“Where I live”
Giraffes live in eastern, central and southern Africa. They range across savannah, grasslands, and open woods in search of trees – especially their favorite, acacias – to feed upon.
The Maryland Zoo has several reticulated giraffes, one of nine recognized subspecies of giraffe.
“How I live there”
Giraffes travel in loose, informal herds and are not territorial. They roam freely in search of food. For the most part, life in a giraffe herd is calm. Bulls will spar to establish dominance but then will continue to graze side by side. The dominant male feels no need to drive other males from the herd.
Giraffes spend most of their time feeding. Their extraordinary height allows them to browse on leaves that other grazing herbivores can’t reach. Giraffes curl their long, black tongues around leaves or new shoots in the upper branches of trees and pull them into their mouths. They prefer the thorny acacia tree to any other plant. They also browse on leaves closer to the ground and may also eat fruit and even soil that is rich in minerals. A giraffe can eat well over 100 pounds of food per day.
Giraffes can go several days without water but must eventually drink to satisfy their thirst. Adults are most vulnerable when drinking because of the awkward stance they must take: legs spread wide and head lowered to the ground.
Like many large land mammals, giraffes doze more than sleep. Deep sleep is brief (and dangerous, because of vulnerability to predators). While young giraffes lie down periodically throughout the day, adults rarely do. They rest while standing; they may lie down after dark, but only briefly.
“Making my mark”
When giraffes stand together on open land, they are hard to miss. They make an impression. That being said, they do not significantly alter the environment in a way that affects other animals, despite their size and constant need to feed. They graze mainly on the highest leaves and branches, leaving those lower down for other animals.
“What eats me”
Lions, leopards, hyenas and wild dogs may try to prey on giraffes but it’s no easy task. Despite their gentle tendencies, adult giraffes are formidable foes and can inflict serious injury on any predator, including lions, with blows from their front hooves. According to data for giraffes of the Serengeti, the mortality rate for adults is very low – around 3% — while for more vulnerable baby giraffes, aged six months or less, the mortality rate is almost 50%.
After a gestation period of 15 months, a female giraffe gives birth usually to a single offspring. Twins are extremely rare. When born, a baby giraffe drops about six feet to the ground – a rude awakening by any standards! The newborn attempts to stand within a few minutes but may need to keep trying for an hour or more. Once standing, a newborn giraffe immediately starts walking and seeks out its mother. It will begin to eat solid food in just a few weeks but will continue to nurse for 15 to 17 months. To survive, baby giraffes require the protection of their herd.

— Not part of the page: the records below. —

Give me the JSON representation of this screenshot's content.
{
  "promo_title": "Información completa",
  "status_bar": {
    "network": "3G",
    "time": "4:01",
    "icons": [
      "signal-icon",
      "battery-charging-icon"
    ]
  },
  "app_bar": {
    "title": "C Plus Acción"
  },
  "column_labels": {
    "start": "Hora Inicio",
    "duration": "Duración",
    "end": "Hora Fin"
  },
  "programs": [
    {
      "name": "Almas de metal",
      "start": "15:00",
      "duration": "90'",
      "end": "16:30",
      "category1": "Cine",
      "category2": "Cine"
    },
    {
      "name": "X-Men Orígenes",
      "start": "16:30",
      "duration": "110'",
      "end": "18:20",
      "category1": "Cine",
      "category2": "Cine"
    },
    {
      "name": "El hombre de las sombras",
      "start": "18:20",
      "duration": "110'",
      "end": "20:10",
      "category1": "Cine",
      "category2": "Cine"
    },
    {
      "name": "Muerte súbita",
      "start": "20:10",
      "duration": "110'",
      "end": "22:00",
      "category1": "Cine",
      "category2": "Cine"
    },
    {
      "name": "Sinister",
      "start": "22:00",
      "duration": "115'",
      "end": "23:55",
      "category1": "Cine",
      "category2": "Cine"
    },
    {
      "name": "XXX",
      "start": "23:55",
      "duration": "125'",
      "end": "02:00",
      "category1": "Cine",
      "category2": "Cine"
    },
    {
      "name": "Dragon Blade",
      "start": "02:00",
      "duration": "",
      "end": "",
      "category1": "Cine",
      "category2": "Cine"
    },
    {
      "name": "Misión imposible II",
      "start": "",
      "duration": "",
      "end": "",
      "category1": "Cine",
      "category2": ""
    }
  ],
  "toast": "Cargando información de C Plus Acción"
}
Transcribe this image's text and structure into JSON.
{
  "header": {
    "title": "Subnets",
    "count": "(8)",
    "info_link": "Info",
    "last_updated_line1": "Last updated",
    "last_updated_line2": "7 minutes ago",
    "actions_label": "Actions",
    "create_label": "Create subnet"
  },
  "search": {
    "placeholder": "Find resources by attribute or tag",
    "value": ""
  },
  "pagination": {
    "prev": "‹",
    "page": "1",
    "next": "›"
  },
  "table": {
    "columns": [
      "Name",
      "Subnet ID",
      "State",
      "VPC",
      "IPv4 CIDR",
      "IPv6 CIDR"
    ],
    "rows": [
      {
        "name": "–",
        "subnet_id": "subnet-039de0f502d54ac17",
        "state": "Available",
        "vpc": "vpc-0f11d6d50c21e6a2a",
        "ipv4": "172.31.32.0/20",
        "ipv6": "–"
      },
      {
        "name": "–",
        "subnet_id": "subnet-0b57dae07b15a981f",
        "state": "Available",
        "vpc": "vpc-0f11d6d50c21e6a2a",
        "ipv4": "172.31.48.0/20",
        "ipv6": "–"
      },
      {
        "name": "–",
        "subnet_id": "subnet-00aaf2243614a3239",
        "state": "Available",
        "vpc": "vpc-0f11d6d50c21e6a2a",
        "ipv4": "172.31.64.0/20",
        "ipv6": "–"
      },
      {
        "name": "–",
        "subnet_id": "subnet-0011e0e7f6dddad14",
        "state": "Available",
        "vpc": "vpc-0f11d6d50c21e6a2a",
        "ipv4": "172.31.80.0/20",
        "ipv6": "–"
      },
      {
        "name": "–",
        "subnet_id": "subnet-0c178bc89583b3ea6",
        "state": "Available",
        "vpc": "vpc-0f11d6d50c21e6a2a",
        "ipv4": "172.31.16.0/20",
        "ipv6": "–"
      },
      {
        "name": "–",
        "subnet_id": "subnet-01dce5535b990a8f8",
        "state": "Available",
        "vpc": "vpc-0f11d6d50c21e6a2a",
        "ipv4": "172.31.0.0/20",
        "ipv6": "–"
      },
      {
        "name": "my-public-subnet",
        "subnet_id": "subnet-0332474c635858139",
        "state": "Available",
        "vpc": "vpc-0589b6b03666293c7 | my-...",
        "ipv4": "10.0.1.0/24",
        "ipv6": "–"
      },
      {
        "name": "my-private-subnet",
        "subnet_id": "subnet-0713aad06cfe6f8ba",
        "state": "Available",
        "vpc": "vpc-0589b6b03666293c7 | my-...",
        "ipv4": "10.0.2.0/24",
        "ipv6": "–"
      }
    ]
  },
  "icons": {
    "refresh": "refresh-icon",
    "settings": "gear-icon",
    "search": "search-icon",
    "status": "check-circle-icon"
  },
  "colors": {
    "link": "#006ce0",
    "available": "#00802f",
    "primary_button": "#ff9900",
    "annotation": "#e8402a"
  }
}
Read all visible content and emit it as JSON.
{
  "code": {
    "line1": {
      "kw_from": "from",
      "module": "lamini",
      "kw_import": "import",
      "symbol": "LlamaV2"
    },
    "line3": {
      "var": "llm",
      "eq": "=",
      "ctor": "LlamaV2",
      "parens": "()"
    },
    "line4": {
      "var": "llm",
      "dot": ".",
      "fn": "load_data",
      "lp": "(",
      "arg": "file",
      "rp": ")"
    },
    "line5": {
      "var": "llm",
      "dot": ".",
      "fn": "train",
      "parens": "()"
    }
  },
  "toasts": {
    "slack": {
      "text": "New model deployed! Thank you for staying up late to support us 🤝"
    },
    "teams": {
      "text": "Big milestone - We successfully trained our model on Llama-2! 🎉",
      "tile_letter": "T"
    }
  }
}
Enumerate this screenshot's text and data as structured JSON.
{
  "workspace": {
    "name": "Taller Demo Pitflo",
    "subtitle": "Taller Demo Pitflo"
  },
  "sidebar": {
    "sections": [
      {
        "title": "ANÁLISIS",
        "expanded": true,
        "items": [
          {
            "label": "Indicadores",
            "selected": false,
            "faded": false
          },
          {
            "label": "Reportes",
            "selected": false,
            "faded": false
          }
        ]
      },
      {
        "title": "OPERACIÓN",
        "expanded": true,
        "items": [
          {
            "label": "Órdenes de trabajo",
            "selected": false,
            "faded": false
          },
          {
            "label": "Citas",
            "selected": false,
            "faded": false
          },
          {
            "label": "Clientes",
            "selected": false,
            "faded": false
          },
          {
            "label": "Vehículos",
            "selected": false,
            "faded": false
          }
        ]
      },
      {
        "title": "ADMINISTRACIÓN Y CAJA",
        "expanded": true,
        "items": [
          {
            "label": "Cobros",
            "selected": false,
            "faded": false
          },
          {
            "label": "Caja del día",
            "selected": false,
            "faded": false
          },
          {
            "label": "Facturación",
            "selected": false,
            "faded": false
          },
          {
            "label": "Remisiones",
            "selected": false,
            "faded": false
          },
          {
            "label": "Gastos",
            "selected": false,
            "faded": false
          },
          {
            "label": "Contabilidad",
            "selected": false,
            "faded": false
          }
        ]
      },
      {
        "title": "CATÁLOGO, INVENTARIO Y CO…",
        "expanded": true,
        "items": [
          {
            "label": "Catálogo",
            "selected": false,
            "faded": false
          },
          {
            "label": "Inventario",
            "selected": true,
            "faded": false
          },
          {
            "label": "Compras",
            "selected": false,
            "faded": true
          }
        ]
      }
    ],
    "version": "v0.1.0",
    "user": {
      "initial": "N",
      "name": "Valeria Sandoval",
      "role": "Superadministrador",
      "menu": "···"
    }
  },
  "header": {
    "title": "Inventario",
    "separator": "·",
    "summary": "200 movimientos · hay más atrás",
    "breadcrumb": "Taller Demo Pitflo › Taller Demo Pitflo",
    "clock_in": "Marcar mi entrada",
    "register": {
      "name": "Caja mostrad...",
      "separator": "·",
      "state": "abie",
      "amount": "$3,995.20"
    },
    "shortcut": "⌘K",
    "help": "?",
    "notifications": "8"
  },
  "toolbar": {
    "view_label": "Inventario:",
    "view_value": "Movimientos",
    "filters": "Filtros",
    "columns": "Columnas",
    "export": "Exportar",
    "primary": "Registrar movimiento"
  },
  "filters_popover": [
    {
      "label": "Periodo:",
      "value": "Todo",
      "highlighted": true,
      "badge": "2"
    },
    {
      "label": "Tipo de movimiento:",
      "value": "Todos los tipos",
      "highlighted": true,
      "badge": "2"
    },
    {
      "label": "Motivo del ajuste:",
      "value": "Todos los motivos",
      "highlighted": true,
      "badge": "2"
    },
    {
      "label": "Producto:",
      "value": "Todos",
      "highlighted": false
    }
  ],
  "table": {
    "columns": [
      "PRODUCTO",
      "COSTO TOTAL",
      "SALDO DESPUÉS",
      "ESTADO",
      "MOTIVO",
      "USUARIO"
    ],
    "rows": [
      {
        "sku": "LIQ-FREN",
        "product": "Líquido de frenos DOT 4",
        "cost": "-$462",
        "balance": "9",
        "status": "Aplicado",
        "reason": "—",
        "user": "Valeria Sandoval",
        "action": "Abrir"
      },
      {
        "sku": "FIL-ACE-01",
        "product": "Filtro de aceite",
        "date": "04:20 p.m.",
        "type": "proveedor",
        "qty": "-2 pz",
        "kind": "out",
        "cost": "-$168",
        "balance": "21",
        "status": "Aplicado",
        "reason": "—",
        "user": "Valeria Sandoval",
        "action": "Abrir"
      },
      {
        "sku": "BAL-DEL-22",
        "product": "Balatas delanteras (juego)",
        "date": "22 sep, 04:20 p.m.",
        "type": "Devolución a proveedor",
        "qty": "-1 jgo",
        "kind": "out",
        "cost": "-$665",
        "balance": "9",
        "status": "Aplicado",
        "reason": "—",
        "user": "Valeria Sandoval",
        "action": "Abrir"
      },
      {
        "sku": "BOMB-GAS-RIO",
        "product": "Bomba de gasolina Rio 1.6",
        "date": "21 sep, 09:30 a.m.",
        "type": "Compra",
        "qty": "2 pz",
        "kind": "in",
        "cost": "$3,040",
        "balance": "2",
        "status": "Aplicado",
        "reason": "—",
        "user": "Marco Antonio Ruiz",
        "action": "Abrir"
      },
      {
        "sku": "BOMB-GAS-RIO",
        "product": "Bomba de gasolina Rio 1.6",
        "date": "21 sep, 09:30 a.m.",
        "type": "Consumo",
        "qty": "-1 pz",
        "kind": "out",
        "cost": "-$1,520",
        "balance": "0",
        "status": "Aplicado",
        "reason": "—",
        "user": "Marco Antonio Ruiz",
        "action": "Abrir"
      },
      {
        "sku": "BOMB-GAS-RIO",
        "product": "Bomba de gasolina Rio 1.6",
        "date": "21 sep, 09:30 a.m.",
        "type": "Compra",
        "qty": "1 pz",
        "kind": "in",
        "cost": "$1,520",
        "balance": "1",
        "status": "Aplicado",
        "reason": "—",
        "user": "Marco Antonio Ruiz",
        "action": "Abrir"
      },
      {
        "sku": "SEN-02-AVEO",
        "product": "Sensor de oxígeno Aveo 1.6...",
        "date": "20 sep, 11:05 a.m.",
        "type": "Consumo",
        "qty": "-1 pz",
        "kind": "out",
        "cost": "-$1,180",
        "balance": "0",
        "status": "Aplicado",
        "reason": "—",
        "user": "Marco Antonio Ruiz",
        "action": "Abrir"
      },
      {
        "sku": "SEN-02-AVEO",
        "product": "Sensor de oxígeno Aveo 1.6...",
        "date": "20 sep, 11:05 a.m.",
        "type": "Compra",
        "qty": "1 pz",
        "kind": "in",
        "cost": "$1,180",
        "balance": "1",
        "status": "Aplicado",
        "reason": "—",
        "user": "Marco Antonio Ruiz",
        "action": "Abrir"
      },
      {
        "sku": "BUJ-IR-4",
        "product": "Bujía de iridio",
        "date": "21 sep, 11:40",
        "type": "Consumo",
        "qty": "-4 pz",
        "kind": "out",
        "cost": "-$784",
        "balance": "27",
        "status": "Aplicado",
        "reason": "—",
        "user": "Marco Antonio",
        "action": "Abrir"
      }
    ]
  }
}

A species-wide assessment of giraffes has resulted in a “vulnerable” listing by the IUCN, the world’s leading conservation organization, with the caveat that “populations of giraffes are scattered and fragmented, with different growth trajectories and threats.” Currently, of the nine subspecies, four are increasing, four are decreasing, and one is stable. Reticulated giraffes are one of the subspecies suffering population decline. Giraffes are threatened primarily by habitat loss and degradation and illegal hunting and poaching.
- Kingdom: Animalia
- Phylum: Chordata
- Subphylum: Vertebrata
- Class: Mammalia
- Order: Artiodactyla
- Family: Giraffidae
- Genera: Giraffa
- Species: camelopardalis reticulata